- _TASK TO COMPLETE_
Note each line in the data below that holds "icon", and copy it.

*** Opening of DATA EXTRACT ***

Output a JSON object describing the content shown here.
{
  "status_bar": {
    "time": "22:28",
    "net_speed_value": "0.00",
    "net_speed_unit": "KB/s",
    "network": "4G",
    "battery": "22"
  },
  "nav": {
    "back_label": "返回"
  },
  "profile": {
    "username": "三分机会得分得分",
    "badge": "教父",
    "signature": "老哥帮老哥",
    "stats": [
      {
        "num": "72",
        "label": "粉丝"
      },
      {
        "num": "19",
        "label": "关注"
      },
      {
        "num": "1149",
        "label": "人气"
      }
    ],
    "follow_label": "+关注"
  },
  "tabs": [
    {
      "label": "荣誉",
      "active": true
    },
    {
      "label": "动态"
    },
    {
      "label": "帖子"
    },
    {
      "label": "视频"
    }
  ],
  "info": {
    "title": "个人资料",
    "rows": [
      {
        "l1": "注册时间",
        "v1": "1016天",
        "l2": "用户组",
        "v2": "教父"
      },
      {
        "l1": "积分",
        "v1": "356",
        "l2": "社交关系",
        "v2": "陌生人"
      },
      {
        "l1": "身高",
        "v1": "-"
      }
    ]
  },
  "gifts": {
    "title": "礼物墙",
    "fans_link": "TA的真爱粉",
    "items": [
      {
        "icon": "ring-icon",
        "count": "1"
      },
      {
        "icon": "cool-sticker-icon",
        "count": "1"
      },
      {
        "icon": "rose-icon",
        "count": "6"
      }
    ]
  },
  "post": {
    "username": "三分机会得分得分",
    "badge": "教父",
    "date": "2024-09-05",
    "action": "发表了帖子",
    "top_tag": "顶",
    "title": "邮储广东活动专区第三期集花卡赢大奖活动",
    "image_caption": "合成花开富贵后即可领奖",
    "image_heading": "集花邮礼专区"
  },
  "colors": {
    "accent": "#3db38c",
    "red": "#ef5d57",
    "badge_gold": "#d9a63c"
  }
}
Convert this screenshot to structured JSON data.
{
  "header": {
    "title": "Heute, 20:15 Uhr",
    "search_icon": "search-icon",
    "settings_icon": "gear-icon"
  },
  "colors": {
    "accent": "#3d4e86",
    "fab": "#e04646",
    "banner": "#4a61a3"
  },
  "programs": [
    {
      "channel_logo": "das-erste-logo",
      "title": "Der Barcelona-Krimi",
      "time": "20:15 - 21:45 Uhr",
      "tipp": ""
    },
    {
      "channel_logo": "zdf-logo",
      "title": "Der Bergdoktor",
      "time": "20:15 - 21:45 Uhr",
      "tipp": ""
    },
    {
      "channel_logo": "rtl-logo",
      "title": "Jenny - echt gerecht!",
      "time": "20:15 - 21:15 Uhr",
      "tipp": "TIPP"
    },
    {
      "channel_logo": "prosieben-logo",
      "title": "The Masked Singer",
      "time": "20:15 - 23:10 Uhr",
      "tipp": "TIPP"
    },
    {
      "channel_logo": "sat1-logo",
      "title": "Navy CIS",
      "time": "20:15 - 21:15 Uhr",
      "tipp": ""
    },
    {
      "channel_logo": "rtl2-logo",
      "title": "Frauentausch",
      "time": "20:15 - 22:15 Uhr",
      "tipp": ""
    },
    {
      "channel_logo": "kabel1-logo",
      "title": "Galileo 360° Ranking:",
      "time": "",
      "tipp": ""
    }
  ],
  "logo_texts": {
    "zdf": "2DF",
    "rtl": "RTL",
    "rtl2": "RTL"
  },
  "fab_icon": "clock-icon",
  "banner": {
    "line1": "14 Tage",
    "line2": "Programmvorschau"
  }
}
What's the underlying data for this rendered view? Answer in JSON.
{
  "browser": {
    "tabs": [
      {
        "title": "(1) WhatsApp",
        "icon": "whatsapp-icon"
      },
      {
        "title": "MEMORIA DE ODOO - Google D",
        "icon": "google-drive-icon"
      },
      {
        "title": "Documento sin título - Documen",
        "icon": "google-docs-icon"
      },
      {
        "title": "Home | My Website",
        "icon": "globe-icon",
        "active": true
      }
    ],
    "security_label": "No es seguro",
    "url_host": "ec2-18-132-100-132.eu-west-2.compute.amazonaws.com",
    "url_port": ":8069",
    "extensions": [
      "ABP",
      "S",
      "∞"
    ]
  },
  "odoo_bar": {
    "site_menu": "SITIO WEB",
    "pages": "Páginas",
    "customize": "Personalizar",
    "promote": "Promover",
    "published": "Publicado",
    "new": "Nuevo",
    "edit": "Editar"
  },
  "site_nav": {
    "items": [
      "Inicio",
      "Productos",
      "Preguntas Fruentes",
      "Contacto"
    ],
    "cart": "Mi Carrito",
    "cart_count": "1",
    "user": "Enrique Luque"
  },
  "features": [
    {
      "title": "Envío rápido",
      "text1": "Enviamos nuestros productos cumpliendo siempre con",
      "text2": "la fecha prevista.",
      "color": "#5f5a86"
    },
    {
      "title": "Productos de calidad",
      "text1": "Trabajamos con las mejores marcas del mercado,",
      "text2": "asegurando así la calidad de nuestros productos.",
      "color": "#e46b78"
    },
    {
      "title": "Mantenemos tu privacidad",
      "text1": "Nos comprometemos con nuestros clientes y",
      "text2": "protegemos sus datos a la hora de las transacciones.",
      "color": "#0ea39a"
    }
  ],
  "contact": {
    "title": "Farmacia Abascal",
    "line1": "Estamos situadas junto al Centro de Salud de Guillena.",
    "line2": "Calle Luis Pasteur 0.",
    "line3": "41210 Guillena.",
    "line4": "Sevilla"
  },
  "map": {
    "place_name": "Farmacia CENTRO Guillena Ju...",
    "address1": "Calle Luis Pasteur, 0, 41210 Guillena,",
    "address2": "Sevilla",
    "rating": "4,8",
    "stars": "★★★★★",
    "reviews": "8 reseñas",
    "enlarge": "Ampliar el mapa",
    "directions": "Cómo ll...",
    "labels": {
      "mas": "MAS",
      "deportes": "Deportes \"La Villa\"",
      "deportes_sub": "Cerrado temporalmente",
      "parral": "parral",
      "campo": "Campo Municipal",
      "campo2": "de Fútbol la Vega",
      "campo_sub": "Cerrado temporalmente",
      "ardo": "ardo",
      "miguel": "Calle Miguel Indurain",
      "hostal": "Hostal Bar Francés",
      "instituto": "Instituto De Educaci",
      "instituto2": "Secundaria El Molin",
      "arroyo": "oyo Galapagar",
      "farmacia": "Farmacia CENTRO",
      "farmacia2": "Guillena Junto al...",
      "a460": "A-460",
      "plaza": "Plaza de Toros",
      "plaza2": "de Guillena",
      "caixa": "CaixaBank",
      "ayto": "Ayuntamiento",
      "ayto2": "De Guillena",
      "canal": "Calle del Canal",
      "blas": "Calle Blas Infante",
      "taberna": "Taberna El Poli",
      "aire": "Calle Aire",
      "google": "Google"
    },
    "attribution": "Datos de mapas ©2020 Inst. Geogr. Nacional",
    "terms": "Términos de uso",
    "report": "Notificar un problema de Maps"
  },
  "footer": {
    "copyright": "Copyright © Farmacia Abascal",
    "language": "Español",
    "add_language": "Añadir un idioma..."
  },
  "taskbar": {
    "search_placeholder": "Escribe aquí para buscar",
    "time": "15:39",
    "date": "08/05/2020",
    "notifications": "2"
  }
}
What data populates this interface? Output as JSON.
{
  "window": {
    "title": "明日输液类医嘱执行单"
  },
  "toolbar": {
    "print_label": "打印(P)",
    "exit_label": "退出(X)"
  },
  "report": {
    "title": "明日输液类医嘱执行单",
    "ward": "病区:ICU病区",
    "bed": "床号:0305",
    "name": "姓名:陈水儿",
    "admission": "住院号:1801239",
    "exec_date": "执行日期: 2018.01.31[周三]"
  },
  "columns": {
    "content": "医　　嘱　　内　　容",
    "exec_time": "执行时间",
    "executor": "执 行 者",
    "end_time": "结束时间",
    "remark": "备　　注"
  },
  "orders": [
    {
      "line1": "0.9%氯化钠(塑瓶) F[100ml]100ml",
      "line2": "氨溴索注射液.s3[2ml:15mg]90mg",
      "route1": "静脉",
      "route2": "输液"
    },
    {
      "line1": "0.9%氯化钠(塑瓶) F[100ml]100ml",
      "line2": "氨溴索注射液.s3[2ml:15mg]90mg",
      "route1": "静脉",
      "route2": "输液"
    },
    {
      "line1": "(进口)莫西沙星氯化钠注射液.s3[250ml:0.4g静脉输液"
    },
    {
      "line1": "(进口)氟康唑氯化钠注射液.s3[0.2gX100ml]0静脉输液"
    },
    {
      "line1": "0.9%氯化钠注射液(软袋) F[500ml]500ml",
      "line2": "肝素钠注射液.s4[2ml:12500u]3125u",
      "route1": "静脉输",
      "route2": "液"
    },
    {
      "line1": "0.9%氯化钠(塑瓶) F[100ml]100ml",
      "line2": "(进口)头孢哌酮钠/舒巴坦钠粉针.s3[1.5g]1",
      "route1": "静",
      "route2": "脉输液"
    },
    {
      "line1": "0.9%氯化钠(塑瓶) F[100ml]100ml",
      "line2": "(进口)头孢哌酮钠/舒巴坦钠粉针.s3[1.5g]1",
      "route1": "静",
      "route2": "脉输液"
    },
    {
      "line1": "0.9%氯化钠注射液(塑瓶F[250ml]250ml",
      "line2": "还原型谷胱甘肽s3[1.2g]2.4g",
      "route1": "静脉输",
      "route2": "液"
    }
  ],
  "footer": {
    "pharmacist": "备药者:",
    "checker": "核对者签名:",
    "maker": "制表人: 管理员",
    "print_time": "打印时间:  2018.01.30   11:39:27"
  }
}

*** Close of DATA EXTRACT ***

- _ANSWER_
        "icon": "ring-icon",
        "icon": "cool-sticker-icon",
        "icon": "rose-icon",
    "search_icon": "search-icon",
    "settings_icon": "gear-icon"
  "fab_icon": "clock-icon",
        "icon": "whatsapp-icon"
        "icon": "google-drive-icon"
        "icon": "google-docs-icon"
        "icon": "globe-icon",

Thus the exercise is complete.